Spaghetti Squash & Chicken Pad Thai April 11, 2013
The Garden Committee has discussed this recipe at a few of our meetings now and it is is my duty and honor to share this recipe! (This is equally good without the chicken for those that do not eat meat.)
Spaghetti Squash & Chicken Pad Thai
1 large spaghetti squash
1 cup bok choy (diced)
It was discovered original here: http://stuffweate.blogspot.com/2012/01/chicken-pad-thai-made-with-spaghetti.html
Thanks so much to those that came out to support our seed sale earlier this month! We had a really successful sale and have discussed putting the money we raised towards an entry gate and new shed. If you’re interested in the financials behind the garden, take a look at our 2013 Financial Report.
Also, if you missed it earlier this month or can’t find your copy, check out the 2013 EVCG Member Info. This document includes our garden bylaws, a few rules and regulations to keep our garden space tidy, a request for Garden Stewards, some watering tips, an update on our Perimeter Project, and upcoming garden events this Spring and Summer.

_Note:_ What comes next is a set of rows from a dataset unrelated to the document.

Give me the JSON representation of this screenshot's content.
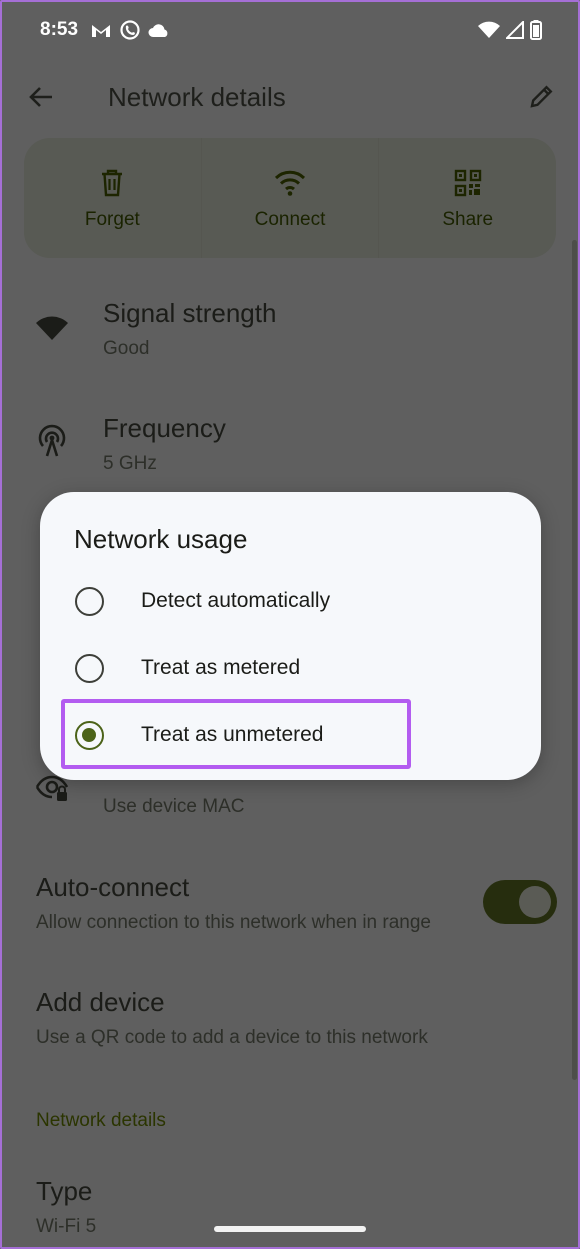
{
  "status_bar": {
    "time": "8:53",
    "left_icons": [
      "gmail-icon",
      "whatsapp-icon",
      "cloud-icon"
    ],
    "right_icons": [
      "wifi-icon",
      "cell-signal-icon",
      "battery-icon"
    ]
  },
  "app_bar": {
    "title": "Network details"
  },
  "actions": [
    {
      "label": "Forget",
      "icon": "trash-icon"
    },
    {
      "label": "Connect",
      "icon": "wifi-icon"
    },
    {
      "label": "Share",
      "icon": "qr-code-icon"
    }
  ],
  "details": {
    "signal": {
      "title": "Signal strength",
      "value": "Good"
    },
    "frequency": {
      "title": "Frequency",
      "value": "5 GHz"
    },
    "privacy": {
      "value": "Use device MAC"
    },
    "auto_connect": {
      "title": "Auto-connect",
      "subtitle": "Allow connection to this network when in range",
      "enabled": true
    },
    "add_device": {
      "title": "Add device",
      "subtitle": "Use a QR code to add a device to this network"
    },
    "section_header": "Network details",
    "type": {
      "title": "Type",
      "value": "Wi-Fi 5"
    }
  },
  "dialog": {
    "title": "Network usage",
    "options": [
      {
        "label": "Detect automatically",
        "selected": false
      },
      {
        "label": "Treat as metered",
        "selected": false
      },
      {
        "label": "Treat as unmetered",
        "selected": true
      }
    ]
  },
  "colors": {
    "accent": "#4c6319",
    "highlight": "#b35cf0",
    "scrim_background": "#5f5f5f"
  }
}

Thanks again for bringing slow food to our valley, and we hope to see you out in the garden soon!